The proliferation of PC hardware and software in the marketplace has long made PCs complicated endpoints to configure, manage, secure and maintain.
These complexities can leave users and organizations vulnerable to support and security problems if they are understaffed or lack the proper training. Business and IT leaders constantly seek ways to mitigate endpoint risks and costs, and one approach they can take is to enter a PC-as-a-service licensing agreement.
What is PCaaS?
A PC as a service (PCaaS) model is an agreement where organizations pay vendors to handle hardware lifecycle management from device distribution to device retirement. An organization can forego traditional PC ownership in favor of this leasing model where the PC hardware and often software such as the operating system and key applications are procured through a fixed-duration lease or subscription.
The key to PCaaS is support for the endpoint’s complete lifecycle for the duration of the service. An organization selects the PC model, software suite or bundle that includes both of those and perhaps a variety of related services such as on-site support or remote data backup. The PCaaS provider then prepares and ships the PCs to the business, assists with deployment if needed and maintains the fleet through monitoring and maintenance. When the lifecycle ends, organizations then return PCs to the PCaaS vendors and refresh the fleet.
Organizations can enter a PCaaS agreement to offload more everyday IT tasks to outside vendors. This allows IT staff to focus on more mission-critical operations and strategic planning. Financially, the capital cost of large-scale PC procurement and software licensing is replaced with an Opex model where costs are paid monthly and spread over the lease term. This provides more spending certainty for organizations, which can help in some situations.

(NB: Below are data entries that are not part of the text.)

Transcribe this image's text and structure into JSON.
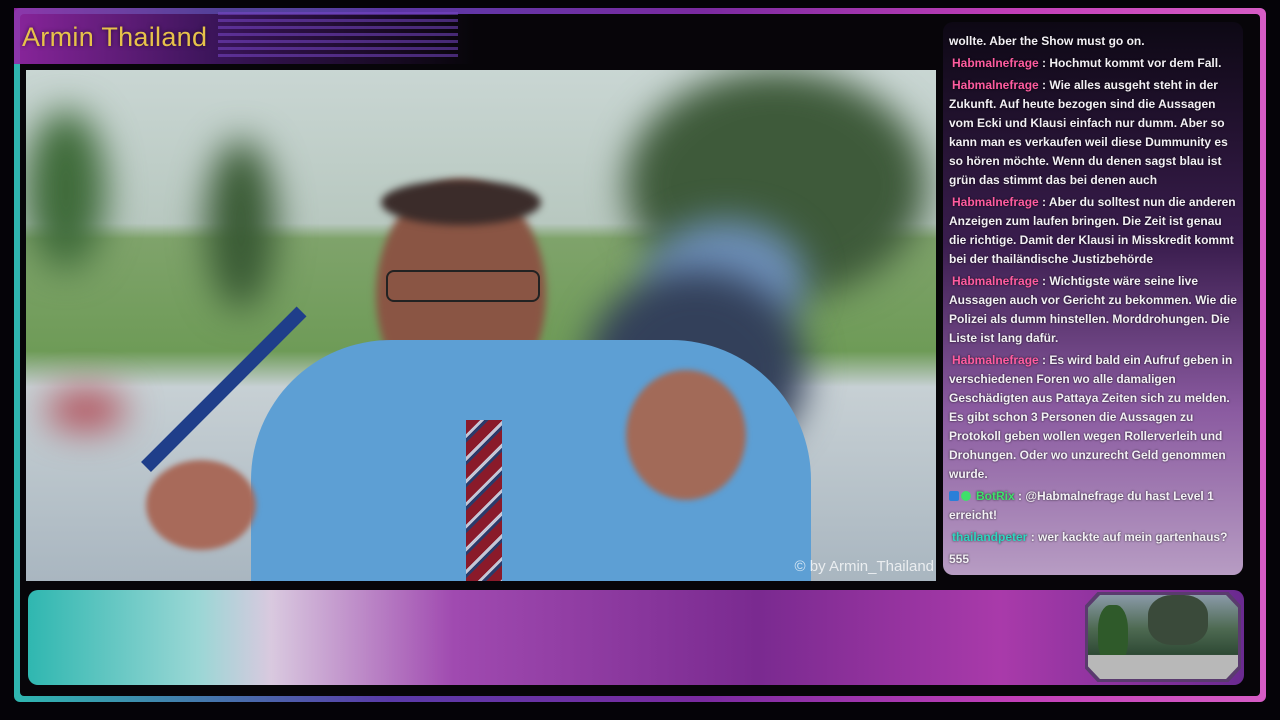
{
  "overlay": {
    "title": "Armin Thailand"
  },
  "video": {
    "watermark": "© by Armin_Thailand"
  },
  "chat": {
    "messages": [
      {
        "user": "",
        "text": "wollte. Aber the Show must go on."
      },
      {
        "user": "Habmalnefrage",
        "sep": " : ",
        "text": "Hochmut kommt vor dem Fall."
      },
      {
        "user": "Habmalnefrage",
        "sep": " : ",
        "text": "Wie alles ausgeht steht in der Zukunft. Auf heute bezogen sind die Aussagen vom Ecki und Klausi einfach nur dumm. Aber so kann man es verkaufen weil diese Dummunity es so hören möchte. Wenn du denen sagst blau ist grün das stimmt das bei denen auch"
      },
      {
        "user": "Habmalnefrage",
        "sep": " : ",
        "text": "Aber du solltest nun die anderen Anzeigen zum laufen bringen. Die Zeit ist genau die richtige. Damit der Klausi in Misskredit kommt bei der thailändische Justizbehörde"
      },
      {
        "user": "Habmalnefrage",
        "sep": " : ",
        "text": "Wichtigste wäre seine live Aussagen auch vor Gericht zu bekommen. Wie die Polizei als dumm hinstellen. Morddrohungen. Die Liste ist lang dafür."
      },
      {
        "user": "Habmalnefrage",
        "sep": " : ",
        "text": "Es wird bald ein Aufruf geben in verschiedenen Foren wo alle damaligen Geschädigten aus Pattaya Zeiten sich zu melden. Es gibt schon 3 Personen die Aussagen zu Protokoll geben wollen wegen Rollerverleih und Drohungen. Oder wo unzurecht Geld genommen wurde."
      },
      {
        "user": "BotRix",
        "sep": " : ",
        "text": "@Habmalnefrage du hast Level 1 erreicht!"
      },
      {
        "user": "thailandpeter",
        "sep": " : ",
        "text": "wer kackte auf mein gartenhaus?"
      },
      {
        "user": "",
        "text": "555"
      }
    ]
  }
}
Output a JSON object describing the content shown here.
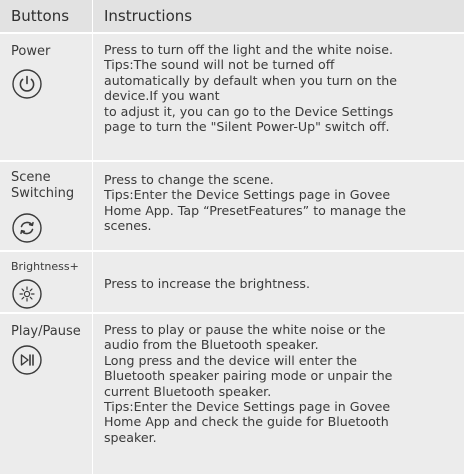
{
  "header": {
    "buttons": "Buttons",
    "instructions": "Instructions"
  },
  "rows": [
    {
      "label": "Power",
      "icon": "power-icon",
      "instruction": "Press to turn off the light and the white noise.\nTips:The sound will not be turned off\nautomatically by default when you turn on the\ndevice.If you want\nto adjust it, you can go to the Device Settings\npage to turn the \"Silent Power-Up\" switch off."
    },
    {
      "label": "Scene\nSwitching",
      "icon": "scene-switch-icon",
      "instruction": "Press to change the scene.\nTips:Enter the Device Settings page in Govee\nHome App. Tap “PresetFeatures” to manage the\nscenes."
    },
    {
      "label": "Brightness+",
      "icon": "brightness-icon",
      "instruction": "Press to increase the brightness."
    },
    {
      "label": "Play/Pause",
      "icon": "play-pause-icon",
      "instruction": "Press to play or pause the white noise or the\naudio from the Bluetooth speaker.\nLong press and the device will enter the\nBluetooth speaker pairing mode or unpair the\ncurrent Bluetooth speaker.\nTips:Enter the Device Settings page in Govee\nHome App and check the guide for Bluetooth\nspeaker."
    }
  ]
}
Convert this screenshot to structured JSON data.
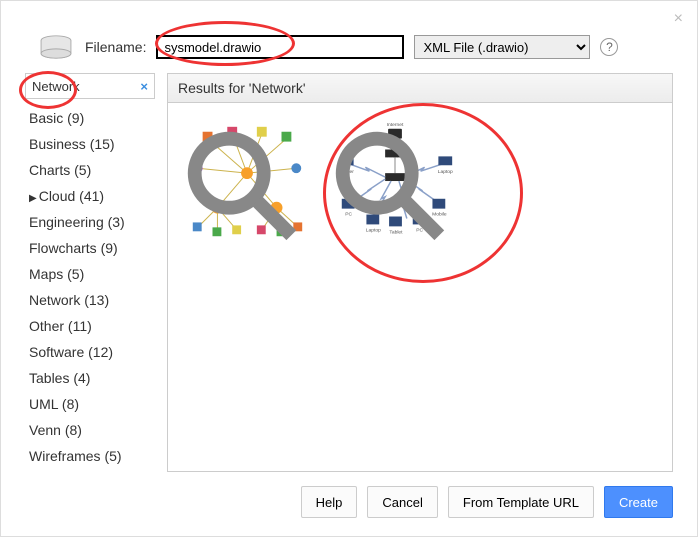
{
  "header": {
    "filename_label": "Filename:",
    "filename_value": "sysmodel.drawio",
    "filetype_label": "XML File (.drawio)",
    "help_tooltip": "?"
  },
  "sidebar": {
    "search_value": "Network",
    "categories": [
      {
        "label": "Basic (9)",
        "expandable": false
      },
      {
        "label": "Business (15)",
        "expandable": false
      },
      {
        "label": "Charts (5)",
        "expandable": false
      },
      {
        "label": "Cloud (41)",
        "expandable": true
      },
      {
        "label": "Engineering (3)",
        "expandable": false
      },
      {
        "label": "Flowcharts (9)",
        "expandable": false
      },
      {
        "label": "Maps (5)",
        "expandable": false
      },
      {
        "label": "Network (13)",
        "expandable": false
      },
      {
        "label": "Other (11)",
        "expandable": false
      },
      {
        "label": "Software (12)",
        "expandable": false
      },
      {
        "label": "Tables (4)",
        "expandable": false
      },
      {
        "label": "UML (8)",
        "expandable": false
      },
      {
        "label": "Venn (8)",
        "expandable": false
      },
      {
        "label": "Wireframes (5)",
        "expandable": false
      }
    ]
  },
  "results": {
    "header": "Results for 'Network'",
    "templates": [
      {
        "name": "network-cluster-template"
      },
      {
        "name": "network-star-template"
      }
    ]
  },
  "footer": {
    "help": "Help",
    "cancel": "Cancel",
    "from_url": "From Template URL",
    "create": "Create"
  }
}
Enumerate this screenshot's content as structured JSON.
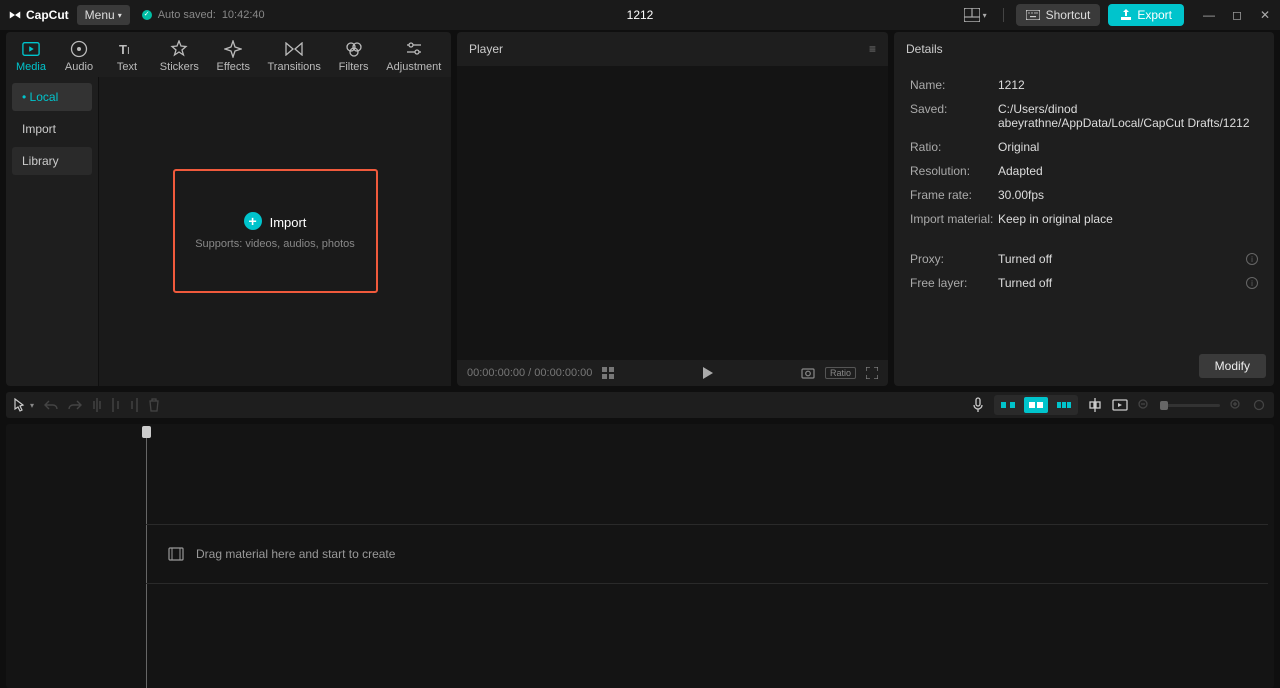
{
  "app": {
    "name": "CapCut",
    "menu_label": "Menu"
  },
  "autosave": {
    "prefix": "Auto saved:",
    "time": "10:42:40"
  },
  "project_title": "1212",
  "header": {
    "shortcut_label": "Shortcut",
    "export_label": "Export"
  },
  "tabs": [
    {
      "id": "media",
      "label": "Media"
    },
    {
      "id": "audio",
      "label": "Audio"
    },
    {
      "id": "text",
      "label": "Text"
    },
    {
      "id": "stickers",
      "label": "Stickers"
    },
    {
      "id": "effects",
      "label": "Effects"
    },
    {
      "id": "transitions",
      "label": "Transitions"
    },
    {
      "id": "filters",
      "label": "Filters"
    },
    {
      "id": "adjustment",
      "label": "Adjustment"
    }
  ],
  "sidebar": {
    "items": [
      {
        "label": "Local"
      },
      {
        "label": "Import"
      },
      {
        "label": "Library"
      }
    ]
  },
  "import_box": {
    "title": "Import",
    "subtitle": "Supports: videos, audios, photos"
  },
  "player": {
    "title": "Player",
    "time_current": "00:00:00:00",
    "time_total": "00:00:00:00",
    "ratio_label": "Ratio"
  },
  "details": {
    "title": "Details",
    "rows": {
      "name_label": "Name:",
      "name_value": "1212",
      "saved_label": "Saved:",
      "saved_value": "C:/Users/dinod abeyrathne/AppData/Local/CapCut Drafts/1212",
      "ratio_label": "Ratio:",
      "ratio_value": "Original",
      "resolution_label": "Resolution:",
      "resolution_value": "Adapted",
      "framerate_label": "Frame rate:",
      "framerate_value": "30.00fps",
      "importmat_label": "Import material:",
      "importmat_value": "Keep in original place",
      "proxy_label": "Proxy:",
      "proxy_value": "Turned off",
      "freelayer_label": "Free layer:",
      "freelayer_value": "Turned off"
    },
    "modify_label": "Modify"
  },
  "timeline": {
    "drag_hint": "Drag material here and start to create"
  }
}
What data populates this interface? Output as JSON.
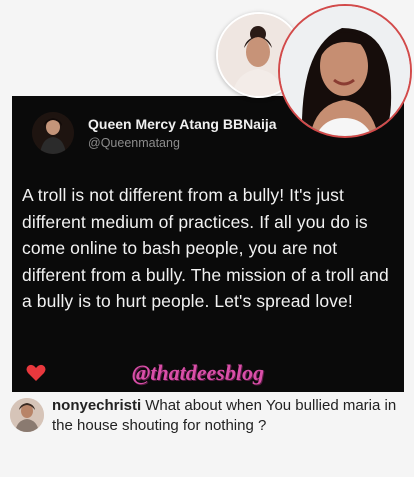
{
  "tweet": {
    "name": "Queen Mercy Atang BBNaija",
    "handle": "@Queenmatang",
    "text": "A troll is not different from a bully! It's just different medium of practices. If all you do is come online to bash people, you are not different from a bully. The mission of a troll and a bully is to hurt people. Let's spread love!",
    "heart_color": "#e8383d"
  },
  "watermark": "@thatdeesblog",
  "comment": {
    "username": "nonyechristi",
    "text": "What about when You bullied maria in the house shouting for nothing ?"
  },
  "colors": {
    "card_background": "#0a0a0a",
    "watermark": "#d94fa8",
    "photo_ring": "#d24a4a"
  }
}
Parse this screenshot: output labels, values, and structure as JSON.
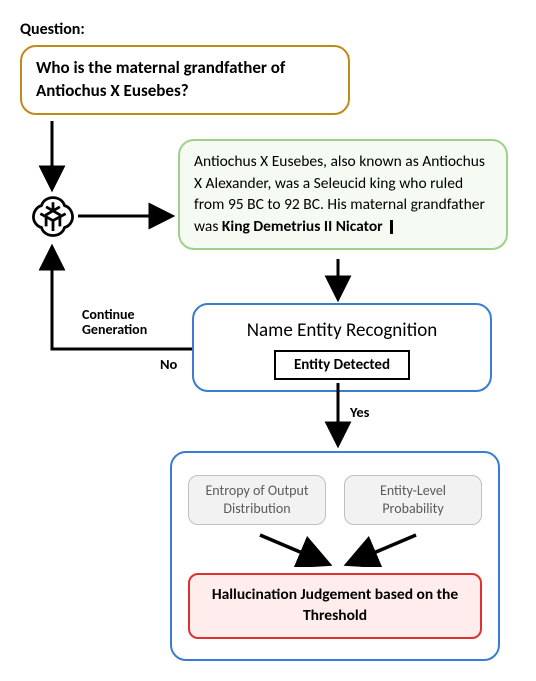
{
  "section_label": "Question:",
  "question": "Who is the maternal grandfather of Antiochus X Eusebes?",
  "generation": {
    "pre": "Antiochus X Eusebes, also known as Antiochus X Alexander, was a Seleucid king who ruled from 95 BC to 92 BC. His maternal grandfather was ",
    "entity": "King Demetrius II Nicator"
  },
  "ner": {
    "title": "Name Entity Recognition",
    "sub": "Entity Detected"
  },
  "labels": {
    "continue": "Continue Generation",
    "no": "No",
    "yes": "Yes"
  },
  "judge": {
    "left": "Entropy of Output Distribution",
    "right": "Entity-Level Probability",
    "result": "Hallucination Judgement based on the Threshold"
  },
  "icons": {
    "model": "openai-logo"
  },
  "chart_data": {
    "type": "diagram",
    "title": "Entity-level hallucination detection loop",
    "nodes": [
      {
        "id": "question",
        "label": "Who is the maternal grandfather of Antiochus X Eusebes?"
      },
      {
        "id": "model",
        "label": "LLM (OpenAI)"
      },
      {
        "id": "generation",
        "label": "Antiochus X Eusebes, also known as Antiochus X Alexander, was a Seleucid king who ruled from 95 BC to 92 BC. His maternal grandfather was King Demetrius II Nicator"
      },
      {
        "id": "ner",
        "label": "Name Entity Recognition",
        "sub": "Entity Detected"
      },
      {
        "id": "judge_inputs",
        "labels": [
          "Entropy of Output Distribution",
          "Entity-Level Probability"
        ]
      },
      {
        "id": "judge_result",
        "label": "Hallucination Judgement based on the Threshold"
      }
    ],
    "edges": [
      {
        "from": "question",
        "to": "model"
      },
      {
        "from": "model",
        "to": "generation"
      },
      {
        "from": "generation",
        "to": "ner"
      },
      {
        "from": "ner",
        "to": "model",
        "label": "No — Continue Generation"
      },
      {
        "from": "ner",
        "to": "judge_inputs",
        "label": "Yes"
      },
      {
        "from": "judge_inputs",
        "to": "judge_result"
      }
    ]
  }
}
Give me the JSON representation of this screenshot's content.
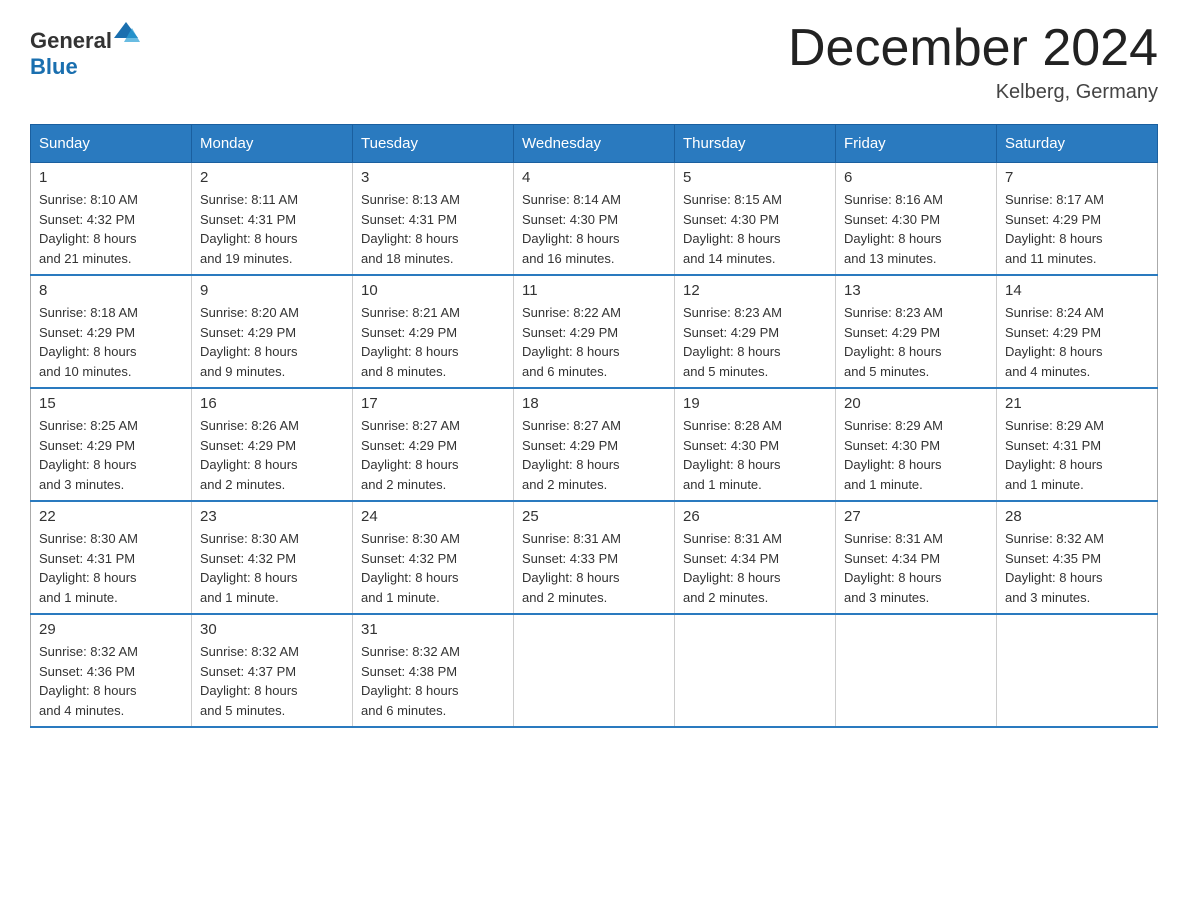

7 benefits that PCaaS can provide
Like any business technology, organizations need to learn all about the service’s benefits and what value it could provide. Here are seven positive effects that a PCaaS agreement could provide.
1. A wide array of available endpoints
PCaaS vendors such as Dell and HPE manufacture a wide array of PCs ranging from entry-level systems to powerful graphics-accelerated platforms. Most, if not all, of these PCs are included in PCaaS plans, so organizations can select the best PC model to fit user needs. Customers can also make alterations to these endpoints within the PCaaS plan. They can tailor the endpoints to optimize performance, storage and other attributes.
2. Streamlined PC deployment and retirement
PCaaS vendors are experts at volume system configuration, delivery logistics and deployment. With the help of these vendors, organizations can evaluate their business needs and provide professional support for system installation and integration into the business environment. Conversely, PCaaS providers supply the shipping and logistics expertise to remove, wipe data from, and warehouse the retired systems. This relieves a significant administrative burden from organizations.
3. Outsourced monitoring and support
Managing and supporting a high volume of PC endpoints can be an enormous burden on IT departments. PCaaS providers can configure a fleet of PCs with telemetry to monitor the health configuration of every system and automatically report issues or events that might cause PC downtime. This telemetry can automatically create help desk tickets with the PCaaS provider that handles 24/7 support and troubleshooting requests directly.
4. Endpoint cost control
Organizations can find PCaaS attractive because of the Opex cost model, allowing them to acquire a complete fleet of endpoints and address the cost as a recurring monthly expense rather than a large initial capital outlay. The recurring cost also includes support throughout the entire PC lifecycle, so no additional costs are involved for troubleshooting, removal, disposal or other issues that might pop up. The leasing model can be easier for a business to budget and track financially.
5. PCaaS contract flexibility
Cost control isn’t simply a matter of converting Capex to Opex. PCaaS providers can offer a variety of payment lifecycle options, such as:
- Conventional lease: Pay over time, often with an option to own the endpoints.
- Lease to own: Pay over time with the intention to own.
- Software payments: Spread the cost of software over time.
- Metered use: Pay based on the amount of system utilization — known as pay-per-use.
- Flexible payments: Scale systems and payments up or down or opt for system upgrades within the contract term.
6. Endpoint security
PC endpoints present one of the broadest attack vectors and biggest threats to enterprise security. These security threats stem from the many different OEMs, numerous OS versions and updates, unmonitored configurations, uncertain software versions and countless other variations between individual PCs.
PCaaS agreements can provide hundreds and thousands of identical PCs with PCaaS security services to help prevent and remediate attacks, encrypt data and support secure access from any device location. Organizations can implement and maintain these security capabilities across the entire PCaaS fleet to ensure a consistent security posture.
7. Accelerated endpoint refresh cycles
PCs that organizations purchase and own tend to remain in use far beyond their ideal lifecycle as executives and IT leaders try to extract maximum value from their hardware investments. However, this can result in higher maintenance costs and potential security vulnerabilities.
The limited duration of PCaaS contracts ensures that endpoints are retired and replaced regularly, bringing new endpoint technologies into the enterprise on a broader and more frequent basis. This approach can optimize hardware performance and ensure the devices enable high productivity within these organizations.